TASK BRIEF:
Copy all lines below containing "test".

Entries from a dataset of interfaces:
┏━━
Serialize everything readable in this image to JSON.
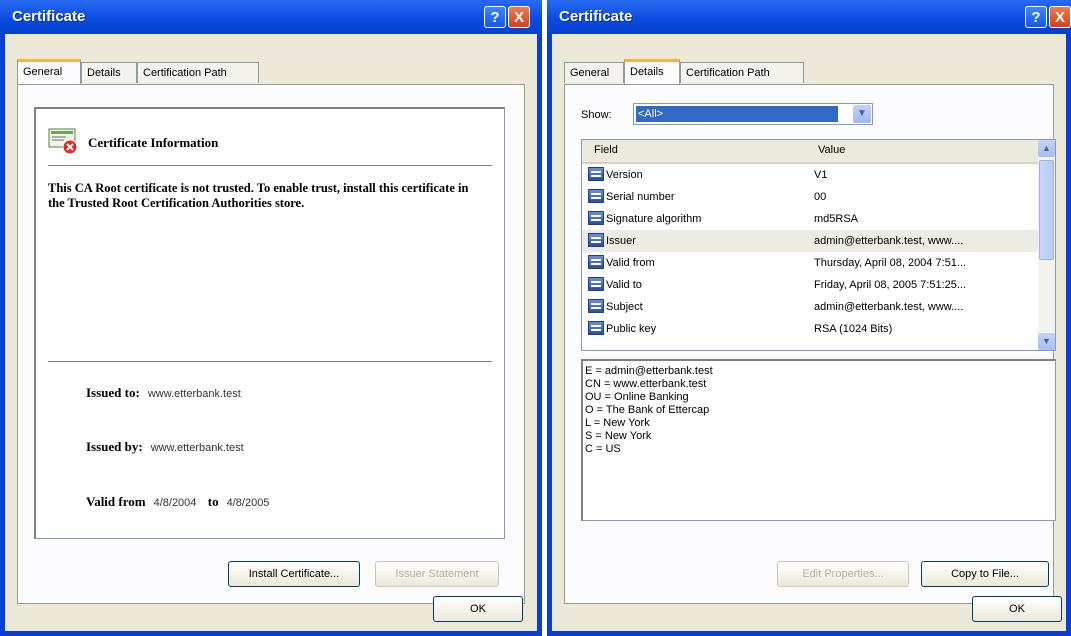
{
  "left": {
    "title": "Certificate",
    "help": "?",
    "close": "X",
    "tabs": [
      "General",
      "Details",
      "Certification Path"
    ],
    "heading": "Certificate Information",
    "message": "This CA Root certificate is not trusted. To enable trust, install this certificate in the Trusted Root Certification Authorities store.",
    "issued_to_label": "Issued to:",
    "issued_to": "www.etterbank.test",
    "issued_by_label": "Issued by:",
    "issued_by": "www.etterbank.test",
    "valid_from_label": "Valid from",
    "valid_from": "4/8/2004",
    "to_label": "to",
    "valid_to": "4/8/2005",
    "install_button": "Install Certificate...",
    "issuer_button": "Issuer Statement",
    "ok": "OK",
    "icon": "certificate-untrusted-icon"
  },
  "right": {
    "title": "Certificate",
    "help": "?",
    "close": "X",
    "tabs": [
      "General",
      "Details",
      "Certification Path"
    ],
    "show_label": "Show:",
    "show_value": "<All>",
    "columns": [
      "Field",
      "Value"
    ],
    "rows": [
      {
        "field": "Version",
        "value": "V1"
      },
      {
        "field": "Serial number",
        "value": "00"
      },
      {
        "field": "Signature algorithm",
        "value": "md5RSA"
      },
      {
        "field": "Issuer",
        "value": "admin@etterbank.test, www...."
      },
      {
        "field": "Valid from",
        "value": "Thursday, April 08, 2004 7:51..."
      },
      {
        "field": "Valid to",
        "value": "Friday, April 08, 2005 7:51:25..."
      },
      {
        "field": "Subject",
        "value": "admin@etterbank.test, www...."
      },
      {
        "field": "Public key",
        "value": "RSA (1024 Bits)"
      }
    ],
    "selected_row": 3,
    "details": [
      "E = admin@etterbank.test",
      "CN = www.etterbank.test",
      "OU = Online Banking",
      "O = The Bank of Ettercap",
      "L = New York",
      "S = New York",
      "C = US"
    ],
    "edit_button": "Edit Properties...",
    "copy_button": "Copy to File...",
    "ok": "OK"
  },
  "colors": {
    "titlebar": "#0a4ce0",
    "dialog": "#ece9d8",
    "selection": "#316ac5",
    "active_tab_accent": "#f9b23e",
    "close_red": "#d2421b"
  }
}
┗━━
THE ANSWER:
    "issued_to": "www.etterbank.test",
    "issued_by": "www.etterbank.test",
        "value": "admin@etterbank.test, www...."
        "value": "admin@etterbank.test, www...."
      "E = admin@etterbank.test",
      "CN = www.etterbank.test",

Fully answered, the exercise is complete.